_What is needed_
Your task is to repeat the entries exactly. Leave the pictures out.

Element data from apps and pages
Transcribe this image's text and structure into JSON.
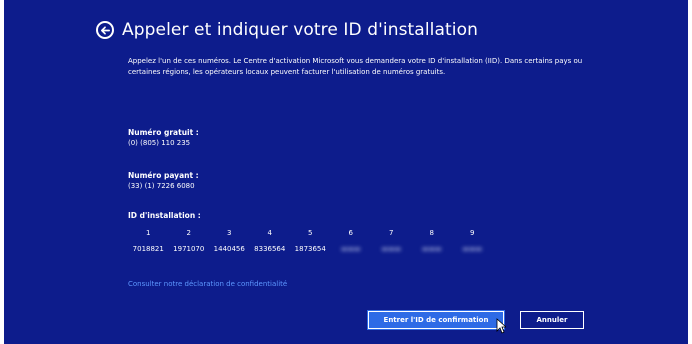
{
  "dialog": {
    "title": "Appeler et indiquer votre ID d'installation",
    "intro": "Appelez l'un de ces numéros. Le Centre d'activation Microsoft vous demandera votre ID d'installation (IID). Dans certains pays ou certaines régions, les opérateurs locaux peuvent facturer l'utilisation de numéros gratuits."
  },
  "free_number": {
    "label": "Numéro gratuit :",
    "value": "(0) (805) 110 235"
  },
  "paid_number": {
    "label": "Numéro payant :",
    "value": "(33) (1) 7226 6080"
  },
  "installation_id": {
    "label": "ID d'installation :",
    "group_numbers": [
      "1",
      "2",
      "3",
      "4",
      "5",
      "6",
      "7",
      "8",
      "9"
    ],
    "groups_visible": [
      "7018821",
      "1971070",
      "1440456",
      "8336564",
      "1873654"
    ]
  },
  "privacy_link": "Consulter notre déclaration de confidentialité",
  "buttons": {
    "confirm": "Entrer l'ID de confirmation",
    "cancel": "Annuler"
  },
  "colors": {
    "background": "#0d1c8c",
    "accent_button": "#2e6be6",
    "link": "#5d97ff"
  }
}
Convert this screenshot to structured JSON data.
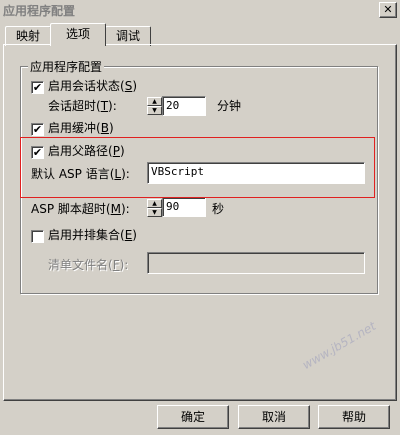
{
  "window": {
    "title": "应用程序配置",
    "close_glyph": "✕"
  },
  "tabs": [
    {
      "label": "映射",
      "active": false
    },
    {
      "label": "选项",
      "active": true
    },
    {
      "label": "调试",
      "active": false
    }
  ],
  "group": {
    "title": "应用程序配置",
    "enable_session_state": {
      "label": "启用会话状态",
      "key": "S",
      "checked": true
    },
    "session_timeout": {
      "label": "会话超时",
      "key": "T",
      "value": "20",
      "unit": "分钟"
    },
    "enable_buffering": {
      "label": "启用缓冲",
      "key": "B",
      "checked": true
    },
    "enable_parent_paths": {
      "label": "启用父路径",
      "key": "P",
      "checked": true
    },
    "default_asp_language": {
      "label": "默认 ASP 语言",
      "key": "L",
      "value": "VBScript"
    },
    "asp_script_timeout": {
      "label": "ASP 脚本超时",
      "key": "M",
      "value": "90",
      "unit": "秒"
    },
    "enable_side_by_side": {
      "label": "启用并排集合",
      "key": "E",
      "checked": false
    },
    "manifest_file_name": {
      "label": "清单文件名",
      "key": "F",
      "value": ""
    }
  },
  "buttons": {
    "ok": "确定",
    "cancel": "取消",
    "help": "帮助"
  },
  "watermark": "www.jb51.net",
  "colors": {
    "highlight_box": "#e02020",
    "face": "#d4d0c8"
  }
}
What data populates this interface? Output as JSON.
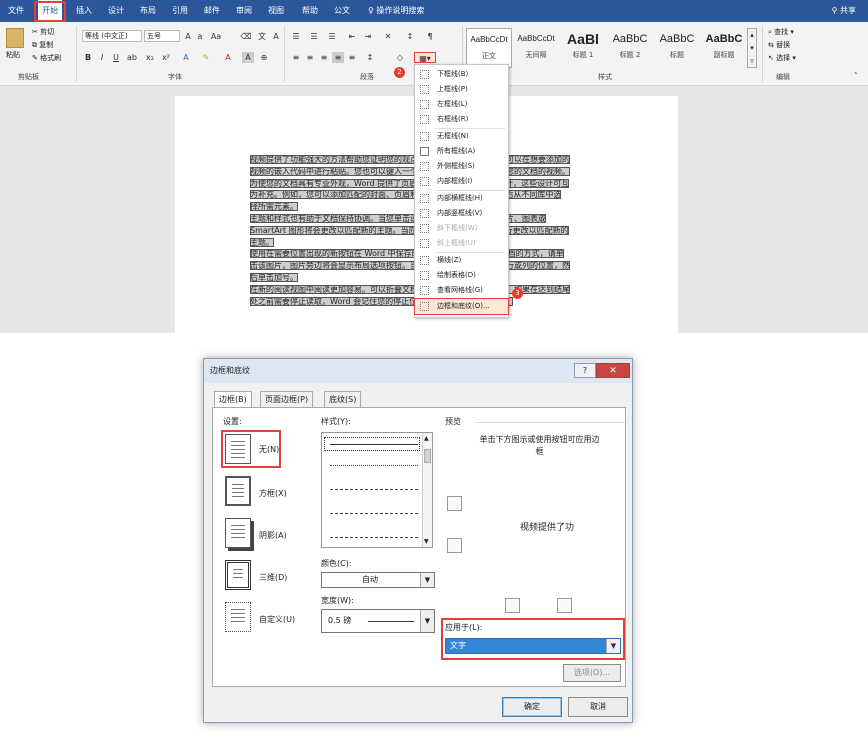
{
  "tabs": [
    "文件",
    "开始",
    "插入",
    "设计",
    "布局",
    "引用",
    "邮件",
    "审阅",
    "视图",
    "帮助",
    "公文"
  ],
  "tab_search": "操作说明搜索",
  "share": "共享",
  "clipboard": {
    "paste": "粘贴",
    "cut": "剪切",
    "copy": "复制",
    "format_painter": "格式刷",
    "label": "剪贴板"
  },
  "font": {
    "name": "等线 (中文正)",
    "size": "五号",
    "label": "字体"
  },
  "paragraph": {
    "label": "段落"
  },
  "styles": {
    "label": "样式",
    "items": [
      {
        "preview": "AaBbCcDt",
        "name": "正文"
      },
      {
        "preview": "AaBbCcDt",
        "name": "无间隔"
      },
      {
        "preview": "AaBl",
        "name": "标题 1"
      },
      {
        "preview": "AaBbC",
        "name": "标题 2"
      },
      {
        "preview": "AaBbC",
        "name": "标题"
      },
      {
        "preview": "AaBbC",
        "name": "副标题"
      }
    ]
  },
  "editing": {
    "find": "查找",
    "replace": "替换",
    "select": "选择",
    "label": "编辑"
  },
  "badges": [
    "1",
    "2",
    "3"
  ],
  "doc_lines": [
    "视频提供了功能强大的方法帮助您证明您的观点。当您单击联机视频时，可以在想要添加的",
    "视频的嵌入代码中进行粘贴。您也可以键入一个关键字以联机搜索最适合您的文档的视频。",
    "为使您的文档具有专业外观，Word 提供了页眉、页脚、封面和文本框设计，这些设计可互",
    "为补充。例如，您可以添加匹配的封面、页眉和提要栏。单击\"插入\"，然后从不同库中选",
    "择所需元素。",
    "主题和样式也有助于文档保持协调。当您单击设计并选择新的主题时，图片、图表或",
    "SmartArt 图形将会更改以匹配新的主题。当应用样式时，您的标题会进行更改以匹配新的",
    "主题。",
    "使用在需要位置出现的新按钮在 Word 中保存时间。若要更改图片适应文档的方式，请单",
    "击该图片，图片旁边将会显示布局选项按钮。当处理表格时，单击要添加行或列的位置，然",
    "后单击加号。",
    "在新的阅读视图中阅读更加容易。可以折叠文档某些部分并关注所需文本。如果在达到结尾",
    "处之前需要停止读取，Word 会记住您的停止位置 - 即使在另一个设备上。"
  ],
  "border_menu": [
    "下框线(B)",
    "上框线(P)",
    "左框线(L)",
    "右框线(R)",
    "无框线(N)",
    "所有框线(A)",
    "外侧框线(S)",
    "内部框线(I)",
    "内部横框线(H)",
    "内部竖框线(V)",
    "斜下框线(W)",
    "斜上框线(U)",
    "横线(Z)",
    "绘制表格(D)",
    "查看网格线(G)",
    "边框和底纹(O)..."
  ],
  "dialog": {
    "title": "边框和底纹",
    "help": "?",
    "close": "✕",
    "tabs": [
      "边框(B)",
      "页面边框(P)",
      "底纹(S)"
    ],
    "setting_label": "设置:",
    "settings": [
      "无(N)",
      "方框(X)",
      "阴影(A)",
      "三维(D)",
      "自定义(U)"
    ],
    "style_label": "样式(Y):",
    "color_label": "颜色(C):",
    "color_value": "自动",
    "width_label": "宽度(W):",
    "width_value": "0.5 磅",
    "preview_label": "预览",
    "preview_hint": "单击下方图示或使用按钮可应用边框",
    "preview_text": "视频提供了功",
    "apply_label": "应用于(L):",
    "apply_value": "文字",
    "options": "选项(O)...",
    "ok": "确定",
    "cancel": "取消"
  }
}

_Solution to this exercise_
Transcribe this image's text and structure into JSON.
{
  "dialog": {
    "title": "Appeler et indiquer votre ID d'installation",
    "intro": "Appelez l'un de ces numéros. Le Centre d'activation Microsoft vous demandera votre ID d'installation (IID). Dans certains pays ou certaines régions, les opérateurs locaux peuvent facturer l'utilisation de numéros gratuits."
  },
  "free_number": {
    "label": "Numéro gratuit :",
    "value": "(0) (805) 110 235"
  },
  "paid_number": {
    "label": "Numéro payant :",
    "value": "(33) (1) 7226 6080"
  },
  "installation_id": {
    "label": "ID d'installation :",
    "group_numbers": [
      "1",
      "2",
      "3",
      "4",
      "5",
      "6",
      "7",
      "8",
      "9"
    ],
    "groups_visible": [
      "7018821",
      "1971070",
      "1440456",
      "8336564",
      "1873654"
    ]
  },
  "privacy_link": "Consulter notre déclaration de confidentialité",
  "buttons": {
    "confirm": "Entrer l'ID de confirmation",
    "cancel": "Annuler"
  },
  "colors": {
    "background": "#0d1c8c",
    "accent_button": "#2e6be6",
    "link": "#5d97ff"
  }
}
Convert this screenshot to structured JSON data.
{
  "window": {
    "title": "应用程序配置",
    "close_glyph": "✕"
  },
  "tabs": [
    {
      "label": "映射",
      "active": false
    },
    {
      "label": "选项",
      "active": true
    },
    {
      "label": "调试",
      "active": false
    }
  ],
  "group": {
    "title": "应用程序配置",
    "enable_session_state": {
      "label": "启用会话状态",
      "key": "S",
      "checked": true
    },
    "session_timeout": {
      "label": "会话超时",
      "key": "T",
      "value": "20",
      "unit": "分钟"
    },
    "enable_buffering": {
      "label": "启用缓冲",
      "key": "B",
      "checked": true
    },
    "enable_parent_paths": {
      "label": "启用父路径",
      "key": "P",
      "checked": true
    },
    "default_asp_language": {
      "label": "默认 ASP 语言",
      "key": "L",
      "value": "VBScript"
    },
    "asp_script_timeout": {
      "label": "ASP 脚本超时",
      "key": "M",
      "value": "90",
      "unit": "秒"
    },
    "enable_side_by_side": {
      "label": "启用并排集合",
      "key": "E",
      "checked": false
    },
    "manifest_file_name": {
      "label": "清单文件名",
      "key": "F",
      "value": ""
    }
  },
  "buttons": {
    "ok": "确定",
    "cancel": "取消",
    "help": "帮助"
  },
  "watermark": "www.jb51.net",
  "colors": {
    "highlight_box": "#e02020",
    "face": "#d4d0c8"
  }
}
What data populates this interface? Output as JSON.
{
  "tabs": [
    "文件",
    "开始",
    "插入",
    "设计",
    "布局",
    "引用",
    "邮件",
    "审阅",
    "视图",
    "帮助",
    "公文"
  ],
  "tab_search": "操作说明搜索",
  "share": "共享",
  "clipboard": {
    "paste": "粘贴",
    "cut": "剪切",
    "copy": "复制",
    "format_painter": "格式刷",
    "label": "剪贴板"
  },
  "font": {
    "name": "等线 (中文正)",
    "size": "五号",
    "label": "字体"
  },
  "paragraph": {
    "label": "段落"
  },
  "styles": {
    "label": "样式",
    "items": [
      {
        "preview": "AaBbCcDt",
        "name": "正文"
      },
      {
        "preview": "AaBbCcDt",
        "name": "无间隔"
      },
      {
        "preview": "AaBl",
        "name": "标题 1"
      },
      {
        "preview": "AaBbC",
        "name": "标题 2"
      },
      {
        "preview": "AaBbC",
        "name": "标题"
      },
      {
        "preview": "AaBbC",
        "name": "副标题"
      }
    ]
  },
  "editing": {
    "find": "查找",
    "replace": "替换",
    "select": "选择",
    "label": "编辑"
  },
  "badges": [
    "1",
    "2",
    "3"
  ],
  "doc_lines": [
    "视频提供了功能强大的方法帮助您证明您的观点。当您单击联机视频时，可以在想要添加的",
    "视频的嵌入代码中进行粘贴。您也可以键入一个关键字以联机搜索最适合您的文档的视频。",
    "为使您的文档具有专业外观，Word 提供了页眉、页脚、封面和文本框设计，这些设计可互",
    "为补充。例如，您可以添加匹配的封面、页眉和提要栏。单击\"插入\"，然后从不同库中选",
    "择所需元素。",
    "主题和样式也有助于文档保持协调。当您单击设计并选择新的主题时，图片、图表或",
    "SmartArt 图形将会更改以匹配新的主题。当应用样式时，您的标题会进行更改以匹配新的",
    "主题。",
    "使用在需要位置出现的新按钮在 Word 中保存时间。若要更改图片适应文档的方式，请单",
    "击该图片，图片旁边将会显示布局选项按钮。当处理表格时，单击要添加行或列的位置，然",
    "后单击加号。",
    "在新的阅读视图中阅读更加容易。可以折叠文档某些部分并关注所需文本。如果在达到结尾",
    "处之前需要停止读取，Word 会记住您的停止位置 - 即使在另一个设备上。"
  ],
  "border_menu": [
    "下框线(B)",
    "上框线(P)",
    "左框线(L)",
    "右框线(R)",
    "无框线(N)",
    "所有框线(A)",
    "外侧框线(S)",
    "内部框线(I)",
    "内部横框线(H)",
    "内部竖框线(V)",
    "斜下框线(W)",
    "斜上框线(U)",
    "横线(Z)",
    "绘制表格(D)",
    "查看网格线(G)",
    "边框和底纹(O)..."
  ],
  "dialog": {
    "title": "边框和底纹",
    "help": "?",
    "close": "✕",
    "tabs": [
      "边框(B)",
      "页面边框(P)",
      "底纹(S)"
    ],
    "setting_label": "设置:",
    "settings": [
      "无(N)",
      "方框(X)",
      "阴影(A)",
      "三维(D)",
      "自定义(U)"
    ],
    "style_label": "样式(Y):",
    "color_label": "颜色(C):",
    "color_value": "自动",
    "width_label": "宽度(W):",
    "width_value": "0.5 磅",
    "preview_label": "预览",
    "preview_hint": "单击下方图示或使用按钮可应用边框",
    "preview_text": "视频提供了功",
    "apply_label": "应用于(L):",
    "apply_value": "文字",
    "options": "选项(O)...",
    "ok": "确定",
    "cancel": "取消"
  }
}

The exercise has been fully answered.